STUDY MATERIAL:
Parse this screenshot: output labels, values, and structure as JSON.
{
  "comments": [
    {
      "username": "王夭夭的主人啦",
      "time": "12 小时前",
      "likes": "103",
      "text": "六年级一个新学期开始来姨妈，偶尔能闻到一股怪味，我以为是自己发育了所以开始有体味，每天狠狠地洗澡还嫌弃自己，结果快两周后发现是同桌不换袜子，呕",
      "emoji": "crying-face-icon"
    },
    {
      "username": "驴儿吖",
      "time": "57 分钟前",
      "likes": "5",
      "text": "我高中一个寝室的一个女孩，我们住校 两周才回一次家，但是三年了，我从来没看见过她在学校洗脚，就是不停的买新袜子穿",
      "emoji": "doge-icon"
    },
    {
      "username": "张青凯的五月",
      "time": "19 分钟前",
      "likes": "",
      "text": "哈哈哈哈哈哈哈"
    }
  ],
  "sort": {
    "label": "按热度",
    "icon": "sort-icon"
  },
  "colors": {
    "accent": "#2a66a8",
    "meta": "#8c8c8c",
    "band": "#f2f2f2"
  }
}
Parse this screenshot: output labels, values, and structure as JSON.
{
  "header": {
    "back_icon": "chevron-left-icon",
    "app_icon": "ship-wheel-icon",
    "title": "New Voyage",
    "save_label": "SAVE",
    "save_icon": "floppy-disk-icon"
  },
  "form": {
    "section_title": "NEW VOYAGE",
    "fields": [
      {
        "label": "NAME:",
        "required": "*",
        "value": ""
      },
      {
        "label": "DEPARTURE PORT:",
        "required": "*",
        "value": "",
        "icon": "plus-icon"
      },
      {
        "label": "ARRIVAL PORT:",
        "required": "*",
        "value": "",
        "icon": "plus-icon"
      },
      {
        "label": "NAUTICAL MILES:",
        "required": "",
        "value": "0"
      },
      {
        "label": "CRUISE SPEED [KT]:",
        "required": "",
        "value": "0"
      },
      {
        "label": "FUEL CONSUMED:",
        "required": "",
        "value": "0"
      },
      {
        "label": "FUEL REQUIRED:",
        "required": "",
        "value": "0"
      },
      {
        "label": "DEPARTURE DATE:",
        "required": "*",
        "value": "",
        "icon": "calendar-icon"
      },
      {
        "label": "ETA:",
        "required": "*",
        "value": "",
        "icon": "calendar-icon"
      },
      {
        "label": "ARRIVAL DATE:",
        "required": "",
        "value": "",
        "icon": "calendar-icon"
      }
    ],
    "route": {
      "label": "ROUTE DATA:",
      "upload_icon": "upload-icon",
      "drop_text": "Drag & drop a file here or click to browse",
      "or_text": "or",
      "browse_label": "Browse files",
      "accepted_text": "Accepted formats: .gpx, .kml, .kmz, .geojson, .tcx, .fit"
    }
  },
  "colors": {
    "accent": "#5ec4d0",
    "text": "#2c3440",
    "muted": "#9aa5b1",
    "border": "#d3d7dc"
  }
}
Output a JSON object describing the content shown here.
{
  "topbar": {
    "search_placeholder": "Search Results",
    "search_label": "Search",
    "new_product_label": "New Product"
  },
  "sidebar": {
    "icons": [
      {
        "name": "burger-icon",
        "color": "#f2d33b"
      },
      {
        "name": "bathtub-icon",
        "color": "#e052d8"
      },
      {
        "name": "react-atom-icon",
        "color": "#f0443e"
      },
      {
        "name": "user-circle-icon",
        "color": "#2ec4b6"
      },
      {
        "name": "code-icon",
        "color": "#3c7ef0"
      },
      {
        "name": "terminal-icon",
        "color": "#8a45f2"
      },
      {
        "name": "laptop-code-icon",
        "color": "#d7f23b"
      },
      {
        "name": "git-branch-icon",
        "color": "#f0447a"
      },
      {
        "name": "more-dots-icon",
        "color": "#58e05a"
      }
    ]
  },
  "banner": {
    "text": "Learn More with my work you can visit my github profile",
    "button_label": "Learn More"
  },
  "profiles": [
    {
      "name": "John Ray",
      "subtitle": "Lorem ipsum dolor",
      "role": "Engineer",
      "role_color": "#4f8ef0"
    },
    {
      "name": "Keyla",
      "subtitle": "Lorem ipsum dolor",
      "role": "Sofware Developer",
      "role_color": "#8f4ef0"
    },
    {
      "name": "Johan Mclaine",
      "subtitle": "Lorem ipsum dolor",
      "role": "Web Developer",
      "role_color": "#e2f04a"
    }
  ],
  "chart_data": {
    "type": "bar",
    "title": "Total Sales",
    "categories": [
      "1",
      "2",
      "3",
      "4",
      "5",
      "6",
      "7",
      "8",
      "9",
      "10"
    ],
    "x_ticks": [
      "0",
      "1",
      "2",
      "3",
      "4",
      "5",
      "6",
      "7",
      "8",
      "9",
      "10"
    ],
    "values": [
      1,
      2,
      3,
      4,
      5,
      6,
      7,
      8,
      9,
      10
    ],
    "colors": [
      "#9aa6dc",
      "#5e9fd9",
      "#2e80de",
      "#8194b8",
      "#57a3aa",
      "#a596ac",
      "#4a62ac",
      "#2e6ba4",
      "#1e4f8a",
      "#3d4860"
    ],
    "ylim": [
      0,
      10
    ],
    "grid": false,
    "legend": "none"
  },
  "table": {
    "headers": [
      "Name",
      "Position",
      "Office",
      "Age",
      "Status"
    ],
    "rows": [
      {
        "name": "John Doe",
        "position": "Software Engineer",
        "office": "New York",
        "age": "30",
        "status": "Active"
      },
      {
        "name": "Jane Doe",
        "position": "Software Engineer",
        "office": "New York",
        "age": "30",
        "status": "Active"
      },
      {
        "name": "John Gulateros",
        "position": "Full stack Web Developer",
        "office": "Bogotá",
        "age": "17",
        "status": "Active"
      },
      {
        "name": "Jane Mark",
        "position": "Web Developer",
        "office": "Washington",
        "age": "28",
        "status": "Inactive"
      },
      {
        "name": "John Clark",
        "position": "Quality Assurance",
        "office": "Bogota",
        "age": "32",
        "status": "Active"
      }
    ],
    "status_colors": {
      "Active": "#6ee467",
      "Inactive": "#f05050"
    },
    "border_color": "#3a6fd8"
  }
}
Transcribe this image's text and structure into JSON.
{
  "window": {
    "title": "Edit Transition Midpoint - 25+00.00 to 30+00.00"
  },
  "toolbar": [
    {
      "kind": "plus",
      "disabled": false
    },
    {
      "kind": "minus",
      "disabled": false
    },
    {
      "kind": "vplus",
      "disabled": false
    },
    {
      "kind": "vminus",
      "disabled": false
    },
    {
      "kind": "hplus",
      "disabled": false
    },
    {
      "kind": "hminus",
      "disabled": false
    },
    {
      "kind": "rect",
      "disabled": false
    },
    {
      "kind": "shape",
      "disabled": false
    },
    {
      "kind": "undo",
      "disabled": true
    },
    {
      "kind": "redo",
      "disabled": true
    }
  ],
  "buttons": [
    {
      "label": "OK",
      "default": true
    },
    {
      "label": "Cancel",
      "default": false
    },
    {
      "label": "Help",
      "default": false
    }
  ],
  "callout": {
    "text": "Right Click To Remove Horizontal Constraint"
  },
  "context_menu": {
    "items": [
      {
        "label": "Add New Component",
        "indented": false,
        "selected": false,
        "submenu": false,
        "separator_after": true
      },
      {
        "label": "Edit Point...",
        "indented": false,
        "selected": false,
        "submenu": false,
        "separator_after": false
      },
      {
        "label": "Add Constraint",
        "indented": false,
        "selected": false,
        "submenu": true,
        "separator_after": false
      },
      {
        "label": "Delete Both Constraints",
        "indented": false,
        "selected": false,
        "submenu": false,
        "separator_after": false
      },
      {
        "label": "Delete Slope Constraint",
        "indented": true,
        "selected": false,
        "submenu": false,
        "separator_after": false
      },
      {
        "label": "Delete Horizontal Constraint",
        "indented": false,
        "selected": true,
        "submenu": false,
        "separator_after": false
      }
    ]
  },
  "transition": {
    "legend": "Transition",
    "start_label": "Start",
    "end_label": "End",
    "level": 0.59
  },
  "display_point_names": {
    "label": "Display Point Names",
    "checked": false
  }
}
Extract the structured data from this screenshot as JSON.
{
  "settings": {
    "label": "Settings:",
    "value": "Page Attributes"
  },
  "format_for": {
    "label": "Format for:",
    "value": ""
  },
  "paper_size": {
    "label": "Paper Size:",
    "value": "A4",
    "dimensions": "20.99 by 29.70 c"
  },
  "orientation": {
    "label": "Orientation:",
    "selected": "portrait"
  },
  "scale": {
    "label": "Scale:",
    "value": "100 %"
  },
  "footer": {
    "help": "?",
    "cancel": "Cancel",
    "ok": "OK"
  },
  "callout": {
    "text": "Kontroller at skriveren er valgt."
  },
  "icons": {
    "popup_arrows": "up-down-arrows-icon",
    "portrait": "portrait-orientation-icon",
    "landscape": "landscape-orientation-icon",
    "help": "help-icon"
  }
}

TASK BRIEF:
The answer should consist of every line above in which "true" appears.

EXERCISE SOLUTION:
      "disabled": true
      "disabled": true
      "default": true
        "separator_after": true
        "submenu": true,
        "indented": true,
        "selected": true,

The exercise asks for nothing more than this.